While the GOP controls all three of the centers of state legislative power, they do not always sing from the same hymn book. The governor, while certainly conservative, is probably best described as center/right, not hard/right, and he has not initiated most of the more controversial measures that are being considered. Indeed, one Democratic insider says the governor “is about like Bredesen,” the pragmatic Democrat who held the office prior to Haslam. House Speaker Beth Harwell (R), the first woman to serve as speaker of the house, was an early backer of Haslam for governor and is his ally in most legislative matters. Senate Speaker/Lt. Gov. Ramsey (R), who came in third in last year’s GOP primary for governor, is allied more strongly with the harder-right social conservatives. Indeed, the senate, where Ramsey is top dog, passed the anti-collective bargaining measure over the governor’s objections to its early consideration.
These differences occasionally result in strains within the GOP side. Business, for example, has been generally pleased with the new alignment in state government, but has actively opposed several measures pushed by some Republican legislators, including restrictive immigration bills and proposals to allow guns in the workplace. “This is one of the best years ever for business,” says the lobbyist, “but it’s been a helluva ride getting there.”

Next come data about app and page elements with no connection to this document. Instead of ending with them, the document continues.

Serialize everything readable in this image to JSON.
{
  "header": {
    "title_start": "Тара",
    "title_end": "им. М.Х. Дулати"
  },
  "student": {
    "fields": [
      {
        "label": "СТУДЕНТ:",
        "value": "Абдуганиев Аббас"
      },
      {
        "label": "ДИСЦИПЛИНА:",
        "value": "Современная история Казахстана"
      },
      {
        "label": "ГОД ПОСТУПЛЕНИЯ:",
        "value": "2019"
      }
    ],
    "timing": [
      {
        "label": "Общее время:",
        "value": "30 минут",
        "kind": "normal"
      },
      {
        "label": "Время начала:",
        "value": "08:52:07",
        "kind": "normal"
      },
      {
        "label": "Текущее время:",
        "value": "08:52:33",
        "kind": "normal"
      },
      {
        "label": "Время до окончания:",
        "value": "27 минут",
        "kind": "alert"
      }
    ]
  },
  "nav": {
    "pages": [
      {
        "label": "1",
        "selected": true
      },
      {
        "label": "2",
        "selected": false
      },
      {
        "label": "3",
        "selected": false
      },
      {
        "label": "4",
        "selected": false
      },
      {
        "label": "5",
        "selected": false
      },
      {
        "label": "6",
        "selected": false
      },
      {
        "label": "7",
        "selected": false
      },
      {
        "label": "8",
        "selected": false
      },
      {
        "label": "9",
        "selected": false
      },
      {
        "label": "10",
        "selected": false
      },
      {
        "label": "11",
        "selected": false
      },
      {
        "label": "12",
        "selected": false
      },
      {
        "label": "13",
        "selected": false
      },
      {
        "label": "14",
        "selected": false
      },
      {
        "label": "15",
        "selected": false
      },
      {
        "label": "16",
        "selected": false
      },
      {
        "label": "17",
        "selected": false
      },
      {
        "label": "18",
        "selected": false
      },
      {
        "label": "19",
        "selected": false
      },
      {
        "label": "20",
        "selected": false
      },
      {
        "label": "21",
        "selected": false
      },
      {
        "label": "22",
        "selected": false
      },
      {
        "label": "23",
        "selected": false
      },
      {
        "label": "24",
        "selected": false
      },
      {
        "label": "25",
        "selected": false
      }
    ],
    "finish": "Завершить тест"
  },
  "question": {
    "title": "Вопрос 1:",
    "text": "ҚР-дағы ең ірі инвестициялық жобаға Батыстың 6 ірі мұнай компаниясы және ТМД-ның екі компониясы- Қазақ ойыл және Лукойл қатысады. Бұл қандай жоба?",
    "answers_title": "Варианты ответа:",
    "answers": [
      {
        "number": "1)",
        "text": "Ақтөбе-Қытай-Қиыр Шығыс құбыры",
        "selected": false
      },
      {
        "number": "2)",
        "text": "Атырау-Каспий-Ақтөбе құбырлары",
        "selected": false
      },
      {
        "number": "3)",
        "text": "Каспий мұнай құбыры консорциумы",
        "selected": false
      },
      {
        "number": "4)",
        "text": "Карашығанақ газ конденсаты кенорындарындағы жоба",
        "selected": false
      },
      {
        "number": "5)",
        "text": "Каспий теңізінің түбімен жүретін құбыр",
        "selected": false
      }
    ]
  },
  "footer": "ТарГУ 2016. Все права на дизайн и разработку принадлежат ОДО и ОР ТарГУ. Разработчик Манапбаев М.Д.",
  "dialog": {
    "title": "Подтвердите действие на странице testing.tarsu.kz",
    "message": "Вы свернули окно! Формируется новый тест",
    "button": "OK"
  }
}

A number of other bills, not initially proposed by Haslem, focus on social issues and are popular with many GOP legislators. One proposal, which passed both chambers and was signed by the governor, forbids local governments from imposing anti-discrimination laws on business that are not already part of state law. The measure was aimed at one of Nashville’s recently enacted gay rights ordinance, which barred firms contracting with the city from discriminating against gay employees.
Another bill, which is still pending, is known as the “Don’t Say Gay” bill. It would ban any discussion of homosexuality in middle or elementary schools. It is given little chance of passing. And reminiscent of the 1925 Scopes “monkey” trial in Dayton, Tennessee, a measure passed the House – but not the Senate – which would allow teachers to discuss scientific challenges to evolution.
“This is how it has always been,” says SPR’s Nashville observer about this and several other controversial proposals. “They pass one house but not the other.” But in this new environment, not everyone’s quite so sure that will continue.